Use your brain.
Mine's stunned.
Where's Dr. Downer? Where's
that weasel-hearted medico?
He's been on a toot.
We could use him. We could
throw him to the wolves.
Just when we need
him, he isn't here.
I got an idea. We can bury her.
Like they do in India.
You know, like the Yogis. We can stick
a tube down for her to breathe through
and dig her up in the
morning with no harm done.
- Nothing doing ...!
- Wally! Stop her! Stop her!
- I'm a... I'm a...
- Stop her!
I'm a fake, I'm a phony, I'm not gonna die.
I was never gonna die.
I never had radium poisoning,
I never had anything.
I wanted a trip to New
York, and I got it.
And what's more, you and
New York can go... fine!
- Mr. Stone, is this true?
- Uh... uh... yes.
Well, this is terrible. Terrible. I
endorsed this thing. I sponsored this girl.
I gave her the key to the city.
And just as an election was coming up.
Here's your key. I won't
be needing it anymore.
Miss Flagg, I represent
100,000 young matrons.
We switched a whole study course
from "The Menace of Communism"
to "The Inspiration of Hazel Flagg".
Miss Flagg. The Girlfriends of the Forest
have just organized a Hazel Flagg Unit
With me as Chief Ranger.
Already, we are 4,000 members.
If you persist in flaunting your
recovery in this flagrant manner
The trees of America will
be without girlfriends.
Ladies and gentlemen, the Morning
Star keeps faith with its readers.
This thing must not get out.
Oh, let me alone. I wish
I really could die...
Go someplace by myself and...
and die alone!
Like an elephant!
Happy, Mr. Cook?
Ecstatic, Mrs. Cook.
I know what you're gonna say.

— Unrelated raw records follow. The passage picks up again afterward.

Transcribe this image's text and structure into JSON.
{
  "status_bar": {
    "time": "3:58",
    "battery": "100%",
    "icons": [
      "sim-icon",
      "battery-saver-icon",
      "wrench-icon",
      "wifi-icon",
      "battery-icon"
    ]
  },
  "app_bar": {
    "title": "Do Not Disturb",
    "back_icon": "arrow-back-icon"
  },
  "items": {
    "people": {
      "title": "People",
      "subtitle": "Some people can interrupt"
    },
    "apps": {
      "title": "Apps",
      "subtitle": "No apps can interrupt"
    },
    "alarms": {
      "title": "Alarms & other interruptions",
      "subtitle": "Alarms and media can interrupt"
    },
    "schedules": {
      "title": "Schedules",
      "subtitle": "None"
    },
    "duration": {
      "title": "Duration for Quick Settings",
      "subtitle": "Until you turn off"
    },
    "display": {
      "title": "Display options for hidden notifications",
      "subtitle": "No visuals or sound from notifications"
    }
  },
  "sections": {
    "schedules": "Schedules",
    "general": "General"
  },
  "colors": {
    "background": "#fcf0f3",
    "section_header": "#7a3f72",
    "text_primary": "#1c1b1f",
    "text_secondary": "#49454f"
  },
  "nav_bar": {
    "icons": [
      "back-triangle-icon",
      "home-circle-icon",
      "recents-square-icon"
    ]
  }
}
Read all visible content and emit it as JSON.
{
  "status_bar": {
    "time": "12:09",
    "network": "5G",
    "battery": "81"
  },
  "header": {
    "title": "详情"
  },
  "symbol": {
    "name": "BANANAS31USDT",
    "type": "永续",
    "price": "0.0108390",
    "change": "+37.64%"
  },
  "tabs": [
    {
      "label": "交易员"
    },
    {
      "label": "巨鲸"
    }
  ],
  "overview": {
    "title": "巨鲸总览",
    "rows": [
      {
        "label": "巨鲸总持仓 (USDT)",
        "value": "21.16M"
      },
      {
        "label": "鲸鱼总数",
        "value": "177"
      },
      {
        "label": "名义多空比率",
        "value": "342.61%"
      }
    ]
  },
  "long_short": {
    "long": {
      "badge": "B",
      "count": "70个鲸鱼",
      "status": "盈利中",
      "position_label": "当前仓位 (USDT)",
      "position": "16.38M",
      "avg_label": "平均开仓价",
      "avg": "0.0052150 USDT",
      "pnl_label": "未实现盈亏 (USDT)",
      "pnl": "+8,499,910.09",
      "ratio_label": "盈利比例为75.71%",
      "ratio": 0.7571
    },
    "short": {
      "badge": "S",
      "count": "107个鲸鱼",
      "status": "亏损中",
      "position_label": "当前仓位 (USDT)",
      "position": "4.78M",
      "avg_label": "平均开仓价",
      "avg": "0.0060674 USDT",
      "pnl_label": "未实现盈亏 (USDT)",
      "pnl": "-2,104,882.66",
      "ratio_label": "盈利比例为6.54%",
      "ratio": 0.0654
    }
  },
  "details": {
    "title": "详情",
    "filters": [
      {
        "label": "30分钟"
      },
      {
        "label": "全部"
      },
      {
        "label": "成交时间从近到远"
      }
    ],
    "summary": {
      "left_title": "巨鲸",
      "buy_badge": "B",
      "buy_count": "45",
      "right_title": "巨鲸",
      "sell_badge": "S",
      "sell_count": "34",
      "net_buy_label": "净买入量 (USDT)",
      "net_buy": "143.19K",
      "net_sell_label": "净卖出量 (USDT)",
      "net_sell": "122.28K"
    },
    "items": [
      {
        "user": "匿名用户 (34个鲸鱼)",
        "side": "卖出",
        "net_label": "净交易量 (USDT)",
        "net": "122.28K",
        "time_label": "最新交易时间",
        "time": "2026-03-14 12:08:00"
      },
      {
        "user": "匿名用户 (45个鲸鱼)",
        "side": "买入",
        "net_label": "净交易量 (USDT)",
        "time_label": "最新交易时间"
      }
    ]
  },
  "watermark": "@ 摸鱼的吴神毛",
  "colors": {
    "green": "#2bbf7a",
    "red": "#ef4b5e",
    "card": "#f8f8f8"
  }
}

You think I'm Hazel Flagg.
Well, I'm getting sick and tired of
people mistaking me for that fake!
Fake? Young woman, how dare you
speak of Hazel Flagg as a fake?
How dare you slur the memory of one of
the most gallant girls that ever lived?
Despite you and your kind the world
will never forget Hazel Flagg.
That's what I'm afraid of.
Don't worry, baby. Two months from now,
they won't know who Hazel Flagg was.
They'll find another elephant.
Darling, you're forgetting that everybody
in New York knew me and loved me.
Loved me for my courage,
my brave smile in the face of...
Well, after all, I was a
pretty important person.
Just a flash in the pan of Manhattan.
And they were beginning
to get pretty impatient
at the way you were
dragging the thing out.
That's a lie, and you know it.
Why, right now, millions of people
are crying just thinking about me.
Why don't you get wise
to yourself, Hazel?
You're just another freak, like the
Bearded Lady, Jo-Jo the Dog-face...
- Take that back, or I'll...
- Uh, uh, uh, uh, uh.
Hazel! Hazel!
Yes, Enoch. What is it?
Run for your life!
Run for your life!
The whole town is flooded!